Ned Vizzini, the author of It’s Kind of a Funny Story, committed suicide, losing his battle with clinical depression, in 2013. He would have been 38 years old today.
It’s Kind of a Funny Story is about 15-year-old Craig, who has depression and checks himself into a psychiatric ward following an overwhelming urge to commit suicide. The book is brilliant because of the subtle way it approaches the entire spectrum of issues that can plague a teenager.
Vizzini’s success lies in portraying that no matter how big or small our problems are, we can always find the strength to get back up after we fall. The book, which normalises hospitalisation for mental illnesses, was inspired by Vizzini’s own brief stay at a psychiatric ward for depression in 2004.

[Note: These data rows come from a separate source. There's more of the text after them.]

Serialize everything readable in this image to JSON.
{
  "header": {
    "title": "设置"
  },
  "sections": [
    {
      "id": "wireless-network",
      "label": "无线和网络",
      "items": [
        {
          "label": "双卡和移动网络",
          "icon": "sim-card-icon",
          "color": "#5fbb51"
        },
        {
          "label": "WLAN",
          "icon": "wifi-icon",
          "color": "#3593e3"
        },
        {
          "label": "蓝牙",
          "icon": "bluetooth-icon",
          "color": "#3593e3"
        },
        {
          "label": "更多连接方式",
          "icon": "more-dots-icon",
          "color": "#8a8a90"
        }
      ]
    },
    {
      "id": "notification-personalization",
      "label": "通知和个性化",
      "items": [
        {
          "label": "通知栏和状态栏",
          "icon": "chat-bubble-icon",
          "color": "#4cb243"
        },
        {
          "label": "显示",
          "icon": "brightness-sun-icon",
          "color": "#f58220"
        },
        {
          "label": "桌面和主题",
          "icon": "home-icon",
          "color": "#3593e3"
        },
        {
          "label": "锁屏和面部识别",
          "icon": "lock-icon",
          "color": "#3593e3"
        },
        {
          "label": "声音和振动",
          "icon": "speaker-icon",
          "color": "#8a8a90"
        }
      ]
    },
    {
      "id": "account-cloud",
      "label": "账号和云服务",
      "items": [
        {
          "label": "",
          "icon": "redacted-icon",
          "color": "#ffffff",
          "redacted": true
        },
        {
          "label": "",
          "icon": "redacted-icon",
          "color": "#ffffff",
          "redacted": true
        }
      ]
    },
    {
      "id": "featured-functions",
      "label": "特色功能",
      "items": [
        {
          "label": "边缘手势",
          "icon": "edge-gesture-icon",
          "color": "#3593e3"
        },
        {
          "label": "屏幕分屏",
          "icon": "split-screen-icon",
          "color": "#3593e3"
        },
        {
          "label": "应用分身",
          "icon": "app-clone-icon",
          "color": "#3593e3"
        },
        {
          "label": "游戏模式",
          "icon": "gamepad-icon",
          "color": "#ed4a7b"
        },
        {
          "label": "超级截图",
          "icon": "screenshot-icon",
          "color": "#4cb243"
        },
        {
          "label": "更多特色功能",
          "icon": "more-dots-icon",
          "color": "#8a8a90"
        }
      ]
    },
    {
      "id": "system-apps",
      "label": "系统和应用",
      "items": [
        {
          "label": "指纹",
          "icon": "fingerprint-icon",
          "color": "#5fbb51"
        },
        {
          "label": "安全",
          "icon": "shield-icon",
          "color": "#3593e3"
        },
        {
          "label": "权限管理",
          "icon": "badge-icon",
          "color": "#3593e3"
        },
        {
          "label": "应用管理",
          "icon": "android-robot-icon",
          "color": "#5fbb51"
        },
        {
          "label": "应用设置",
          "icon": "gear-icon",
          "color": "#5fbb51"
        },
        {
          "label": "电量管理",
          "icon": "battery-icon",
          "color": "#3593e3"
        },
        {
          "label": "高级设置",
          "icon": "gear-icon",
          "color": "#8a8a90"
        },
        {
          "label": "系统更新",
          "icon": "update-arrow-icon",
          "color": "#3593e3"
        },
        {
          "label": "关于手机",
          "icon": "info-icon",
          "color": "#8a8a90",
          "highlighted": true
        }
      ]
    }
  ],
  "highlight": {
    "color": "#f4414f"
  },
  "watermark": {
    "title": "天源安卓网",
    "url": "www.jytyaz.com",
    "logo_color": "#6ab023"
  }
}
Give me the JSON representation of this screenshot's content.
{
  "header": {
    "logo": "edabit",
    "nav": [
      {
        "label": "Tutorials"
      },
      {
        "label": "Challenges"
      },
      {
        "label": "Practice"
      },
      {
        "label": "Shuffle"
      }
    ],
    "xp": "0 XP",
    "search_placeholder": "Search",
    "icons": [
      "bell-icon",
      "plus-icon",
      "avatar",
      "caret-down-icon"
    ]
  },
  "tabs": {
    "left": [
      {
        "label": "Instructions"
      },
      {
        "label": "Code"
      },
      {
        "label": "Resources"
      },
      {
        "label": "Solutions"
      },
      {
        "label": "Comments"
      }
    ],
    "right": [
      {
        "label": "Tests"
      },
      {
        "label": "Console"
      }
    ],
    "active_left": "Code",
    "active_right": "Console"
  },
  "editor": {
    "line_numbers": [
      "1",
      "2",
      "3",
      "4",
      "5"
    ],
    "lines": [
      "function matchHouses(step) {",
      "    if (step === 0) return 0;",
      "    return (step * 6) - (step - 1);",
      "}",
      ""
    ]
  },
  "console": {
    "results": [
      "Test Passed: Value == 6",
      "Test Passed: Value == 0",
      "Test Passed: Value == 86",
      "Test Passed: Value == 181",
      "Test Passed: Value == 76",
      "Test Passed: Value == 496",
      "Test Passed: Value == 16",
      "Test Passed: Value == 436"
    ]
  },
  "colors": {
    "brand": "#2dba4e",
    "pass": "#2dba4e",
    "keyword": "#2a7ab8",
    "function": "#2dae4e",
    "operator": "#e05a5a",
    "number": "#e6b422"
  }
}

Vizzini began his writing career at 15, working for New York Press with an article published in the New York Times as well. He wrote candidly about teenage angst and common issues faced by his peers who were coming of age.
In It’s Kind of a Funny Story, Craig feels his life go off the centre in the aftermath of securing admission in a very exclusive and competitive high school, for which he studied extensively, completing tests after tests for the entrance exam.
During his stay in the hospital, Craig makes friends and is able to eat again without throwing up. He explains to his therapist, Dr Minerva that he does not feel constantly strangled by all the “tentacles”. Craig refers to studies, emails, homework, activity clubs and social life as tentacles which have the effect of suffocating him all the time. He discusses a way to deal with these tentacles with Dr Minerva, coming up with anchors which help him to stay afloat.
We, Vizzini’s readers, would like to think that Craig has a better life ahead of him and that upon gaining perspective from his hospital stay, he would be better equipped to deal with life's struggles. We would have hoped the same for the author, whom we lost to a mental illness. In that sense, It's Kind of a Funny Story is perhaps one of the most bitter instances of irony in the contemporary literary landscape.
It is safe to say that this book and his subsequent work surrounded an activism for mental health, which obviously had very personal roots.
Vizzini's suicide sheds light in a new way on the fact that we are so far removed from reaching the full functionality of the systems that deal with mental illnesses. It is truly frightening that those who battle with depression are able to do so in silence.
In answering why he became a writer in an interview, Vizzini had said that he took up writing to create something that would outlast his death. As his fan and someone deeply impacted by his work, I am glad that his dream came true.